We are always looking for books to add to our To Be Read list over here. We look for books of all levels: picture books, beginner chapter books, middle-grade fiction, and books that busy moms can enjoy. Figuring I can’t possibly be the only one out there who is hunting for good reads for a variety of age levels, I’ve decided to try something new.
Once a month I’ll put together a list of all of the books we’ve been reading with some of our thoughts on them. Sometimes they’ll be gushy and glowy. Other times they’ll be lukewarm. Either way, we’ll let you know if we think they’re worth your time.
Skim through and see what looks good—for you, for your kids, for a gift. And let us know what you’ve been reading!

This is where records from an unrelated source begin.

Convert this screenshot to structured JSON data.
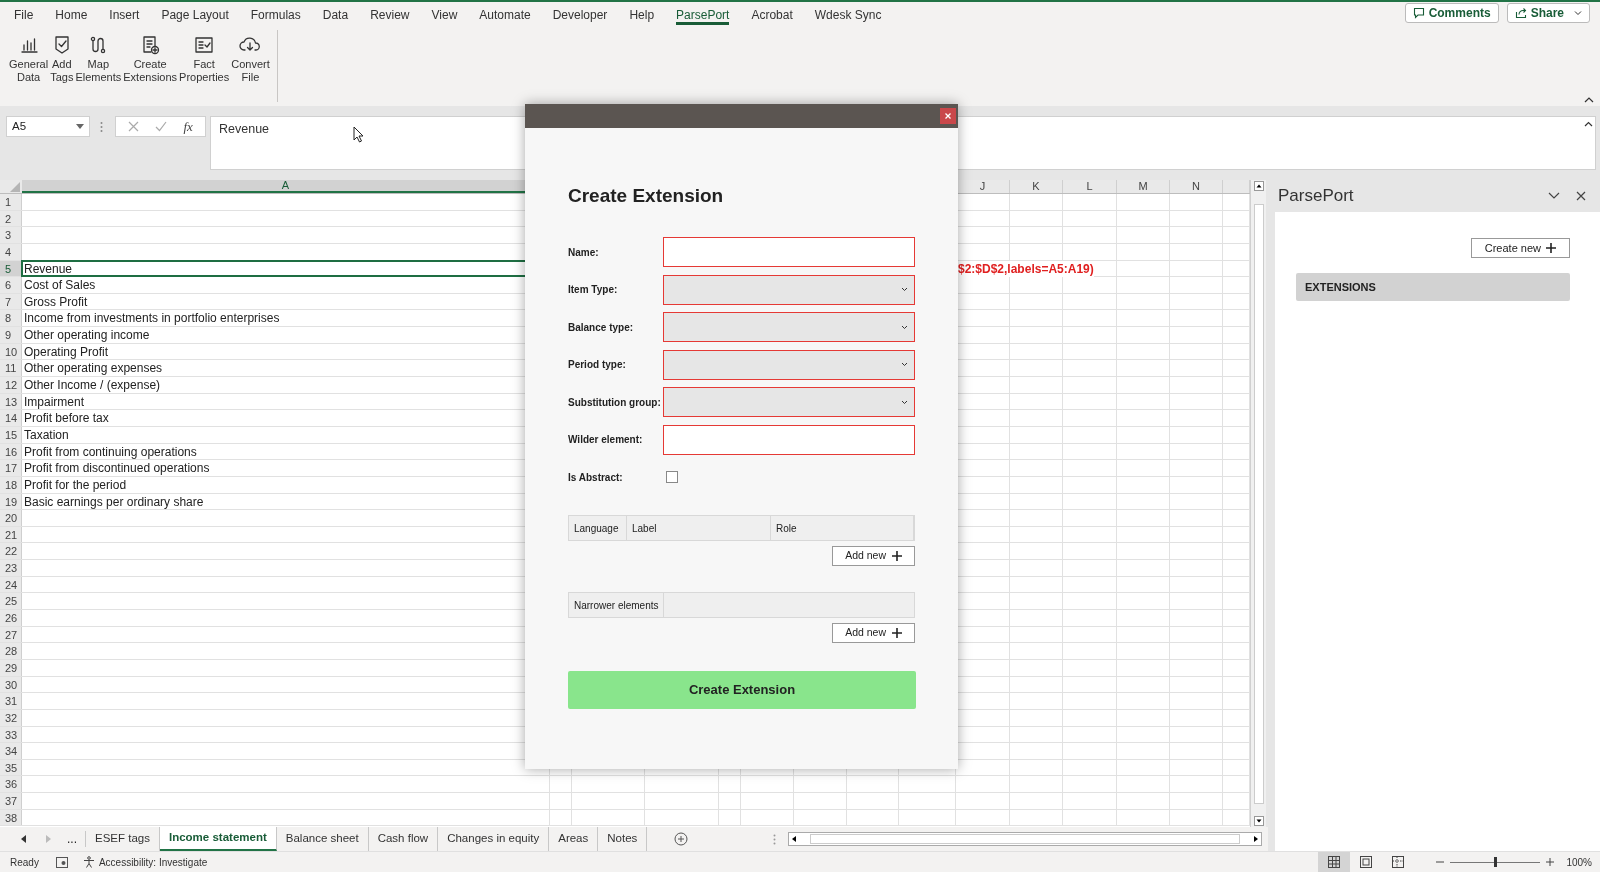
{
  "menu_tabs": [
    {
      "label": "File",
      "selected": false
    },
    {
      "label": "Home",
      "selected": false
    },
    {
      "label": "Insert",
      "selected": false
    },
    {
      "label": "Page Layout",
      "selected": false
    },
    {
      "label": "Formulas",
      "selected": false
    },
    {
      "label": "Data",
      "selected": false
    },
    {
      "label": "Review",
      "selected": false
    },
    {
      "label": "View",
      "selected": false
    },
    {
      "label": "Automate",
      "selected": false
    },
    {
      "label": "Developer",
      "selected": false
    },
    {
      "label": "Help",
      "selected": false
    },
    {
      "label": "ParsePort",
      "selected": true
    },
    {
      "label": "Acrobat",
      "selected": false
    },
    {
      "label": "Wdesk Sync",
      "selected": false
    }
  ],
  "header_buttons": [
    {
      "kind": "comments",
      "label": "Comments"
    },
    {
      "kind": "share",
      "label": "Share"
    }
  ],
  "ribbon_buttons": [
    {
      "kind": "chart",
      "lines": [
        "General",
        "Data"
      ]
    },
    {
      "kind": "tag",
      "lines": [
        "Add",
        "Tags"
      ]
    },
    {
      "kind": "map",
      "lines": [
        "Map",
        "Elements"
      ]
    },
    {
      "kind": "extension",
      "lines": [
        "Create",
        "Extensions"
      ]
    },
    {
      "kind": "fact",
      "lines": [
        "Fact",
        "Properties"
      ]
    },
    {
      "kind": "cloud",
      "lines": [
        "Convert",
        "File"
      ]
    }
  ],
  "name_box": "A5",
  "function_glyph": "fx",
  "formula": "Revenue",
  "columns": [
    {
      "header": "A",
      "selected": true
    },
    {
      "header": "J",
      "selected": false
    },
    {
      "header": "K",
      "selected": false
    },
    {
      "header": "L",
      "selected": false
    },
    {
      "header": "M",
      "selected": false
    },
    {
      "header": "N",
      "selected": false
    }
  ],
  "rows": [
    {
      "number": "1",
      "selected": false
    },
    {
      "number": "2",
      "selected": false
    },
    {
      "number": "3",
      "selected": false
    },
    {
      "number": "4",
      "selected": false
    },
    {
      "number": "5",
      "text": "Revenue",
      "selected": true,
      "spill": "$2:$D$2,labels=A5:A19)"
    },
    {
      "number": "6",
      "text": "Cost of Sales",
      "selected": false
    },
    {
      "number": "7",
      "text": "Gross Profit",
      "selected": false
    },
    {
      "number": "8",
      "text": "Income from investments in portfolio enterprises",
      "selected": false
    },
    {
      "number": "9",
      "text": "Other operating income",
      "selected": false
    },
    {
      "number": "10",
      "text": "Operating Profit",
      "selected": false
    },
    {
      "number": "11",
      "text": "Other operating expenses",
      "selected": false
    },
    {
      "number": "12",
      "text": "Other Income / (expense)",
      "selected": false
    },
    {
      "number": "13",
      "text": "Impairment",
      "selected": false
    },
    {
      "number": "14",
      "text": "Profit before tax",
      "selected": false
    },
    {
      "number": "15",
      "text": "Taxation",
      "selected": false
    },
    {
      "number": "16",
      "text": "Profit from continuing operations",
      "selected": false
    },
    {
      "number": "17",
      "text": "Profit from discontinued operations",
      "selected": false
    },
    {
      "number": "18",
      "text": "Profit for the period",
      "selected": false
    },
    {
      "number": "19",
      "text": "Basic earnings per ordinary share",
      "selected": false
    },
    {
      "number": "20",
      "selected": false
    },
    {
      "number": "21",
      "selected": false
    },
    {
      "number": "22",
      "selected": false
    },
    {
      "number": "23",
      "selected": false
    },
    {
      "number": "24",
      "selected": false
    },
    {
      "number": "25",
      "selected": false
    },
    {
      "number": "26",
      "selected": false
    },
    {
      "number": "27",
      "selected": false
    },
    {
      "number": "28",
      "selected": false
    },
    {
      "number": "29",
      "selected": false
    },
    {
      "number": "30",
      "selected": false
    },
    {
      "number": "31",
      "selected": false
    },
    {
      "number": "32",
      "selected": false
    },
    {
      "number": "33",
      "selected": false
    },
    {
      "number": "34",
      "selected": false
    },
    {
      "number": "35",
      "selected": false
    },
    {
      "number": "36",
      "selected": false
    },
    {
      "number": "37",
      "selected": false
    },
    {
      "number": "38",
      "selected": false
    }
  ],
  "dialog": {
    "title": "Create Extension",
    "fields": [
      {
        "label": "Name:",
        "kind": "text",
        "invalid": true
      },
      {
        "label": "Item Type:",
        "kind": "select",
        "invalid": true
      },
      {
        "label": "Balance type:",
        "kind": "select",
        "invalid": true
      },
      {
        "label": "Period type:",
        "kind": "select",
        "invalid": true
      },
      {
        "label": "Substitution group:",
        "kind": "select",
        "invalid": true
      },
      {
        "label": "Wilder element:",
        "kind": "text",
        "invalid": true
      },
      {
        "label": "Is Abstract:",
        "kind": "checkbox",
        "checked": false
      }
    ],
    "label_table": {
      "columns": [
        "Language",
        "Label",
        "Role"
      ],
      "add_button": "Add new"
    },
    "narrower_table": {
      "columns": [
        "Narrower elements"
      ],
      "add_button": "Add new"
    },
    "submit": "Create Extension"
  },
  "task_pane": {
    "title": "ParsePort",
    "create_button": "Create new",
    "section": "EXTENSIONS"
  },
  "sheet_more": "...",
  "sheet_tabs": [
    {
      "label": "ESEF tags",
      "selected": false
    },
    {
      "label": "Income statement",
      "selected": true
    },
    {
      "label": "Balance sheet",
      "selected": false
    },
    {
      "label": "Cash flow",
      "selected": false
    },
    {
      "label": "Changes in equity",
      "selected": false
    },
    {
      "label": "Areas",
      "selected": false
    },
    {
      "label": "Notes",
      "selected": false
    }
  ],
  "status_bar": {
    "ready": "Ready",
    "accessibility": "Accessibility: Investigate",
    "view_modes": [
      {
        "kind": "normal",
        "selected": true
      },
      {
        "kind": "page-layout",
        "selected": false
      },
      {
        "kind": "page-break",
        "selected": false
      }
    ],
    "zoom": {
      "level": 0.5
    },
    "zoom_text": "100%"
  }
}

On Our Bookshelf | October 2017
Samantha, age 11 | middle-grade fiction book picks
This month, Samantha has absolutely torn through books by Barbara Dee. I picked up a couple of books for her at the Chappaqua Children’s Book Festival (Star-Crossed and Truth or Dare) and she finished both within two days. I picked up three more at the local library (Halfway Normal, Solving Zoe, and Just Another Day in My Insanely Real Life) and she devoured them just as quickly—in fact, she’s already wondering when I can go to the library to pick up more.
She found the books “realistic and relatable” and went on to say that she loves Barbara Dee’s books because she likes the way she writes. “I like how she puts so much emotion into her characters and I like how she words things.”
Other books she’s been into this month include Millicent Min, Girl Genius by Lisa Yee and the Mr. Lemoncello’s Library series by Chris Grabenstein. I read the first book in the series with her and thought it was a lot of fun. We both enjoyed how thoroughly the pieces in the puzzle of this story linked together—and she loved that Mr. Lemoncello reminded her of Willy Wonka. She quickly read book two after we finished the first one and is eager to move on to book three.
After we finished reading Escape from Mr. Lemoncello’s Library together, we moved on to Michael Buckley’s The Sisters Grimm series. She’s read it before, but thought I’d really enjoy it and she was so right. It ties together a bunch of classic fairy tales in a fun and interesting way and puts two kids in the middle of a very big mystery as they become fairy tale detectives.
Ellie, age 6 | picture books and beginner chapter books
Ellie is a stinker. I realized recently why she’s been picking the same books to read to me over and over again each night. The little booger memorizes them so that she doesn’t have to do any work! Smart, but momma’s totally not letting that fly when working on reading skills.
Newly banned favorites from the reading practice category include Thank You, Mr. Panda by Steve Antony (a part of the Mr. Panda series) and Stack the Cats by Susie Ghahremani. Both are cute and very simple—perfect for beginner readers… and for sly little foxes looking to memorize their books. We will definitely keep reading these. Any books that make kids excited about reading are keepers in my book—these two just won’t count towards her nightly reading homework.
To keep things fresh, we moved on to the classic Spot books by Eric Hill. Our local library has a great selection of them and they’re simple enough that they don’t discourage her (she just really wants to be able to read without sounding words out).
As for the books I’ve been reading to her, she brought home Jean Reagan’s How to Babysit a Grandpa immediately followed the next week by How to Babysit a Grandma from her school library. These books, which give kids silly step-by-step tips, are both hilarious and sweet at the same time. It reverses the role of the child and grandparent while celebrating their bond. We loved them!
At bedtime, we’ve been making our way through Jane O’Connor’s Nancy Clancy chapter books. These feature the star of some of our favorite picture books, Fancy Nancy, as a slightly older and more mature third grader who is still as fancy and creative as ever. In these books, Nancy gets herself into more complicated predicaments while still using big words and having a fabulous flair for the dramatic. We’re currently on book four and loving them.
Jen, age mind your business | adult fiction
I’ve been painfully slow in the reading department this month and have managed to make my way through just one book: Salman Rushdie’s The Golden House. Marketed as a “modern American epic set against the panorama of contemporary politics and culture—a hurtling, page-turning mystery that is equal parts The Great Gatsby and The Bonfire of the Vanities,” I was super excited to get into it.
It wasn’t as much of a page-turner as I had hoped.
Part of the problem for me is that I steal time to read in the first place. I do it when no one needs me or I don’t need to be doing something. Usually, that leaves me with just before bed—if I’m not too tired and I haven’t allowed myself to be dragged into the dark hole of Instagram. That means books that are easily digestible work much better for me. While I really liked the story (enough so that I did read the entire book), there were a lot of really long asides that made it difficult to follow when you don’t have large chunks of time to devote to reading. I just couldn’t get lost in it.
A couple of days ago I started rereading Daphne Du Maurier’s Rebecca, an eery and suspenseful classic that I already know I love. I’m only wondering whether I should put it on my Kindle or continue reading the hard copy I started it on. I love reading the actual book, but the Kindle makes it so much easier to read it at night with the light out. Decisions!
What are you reading?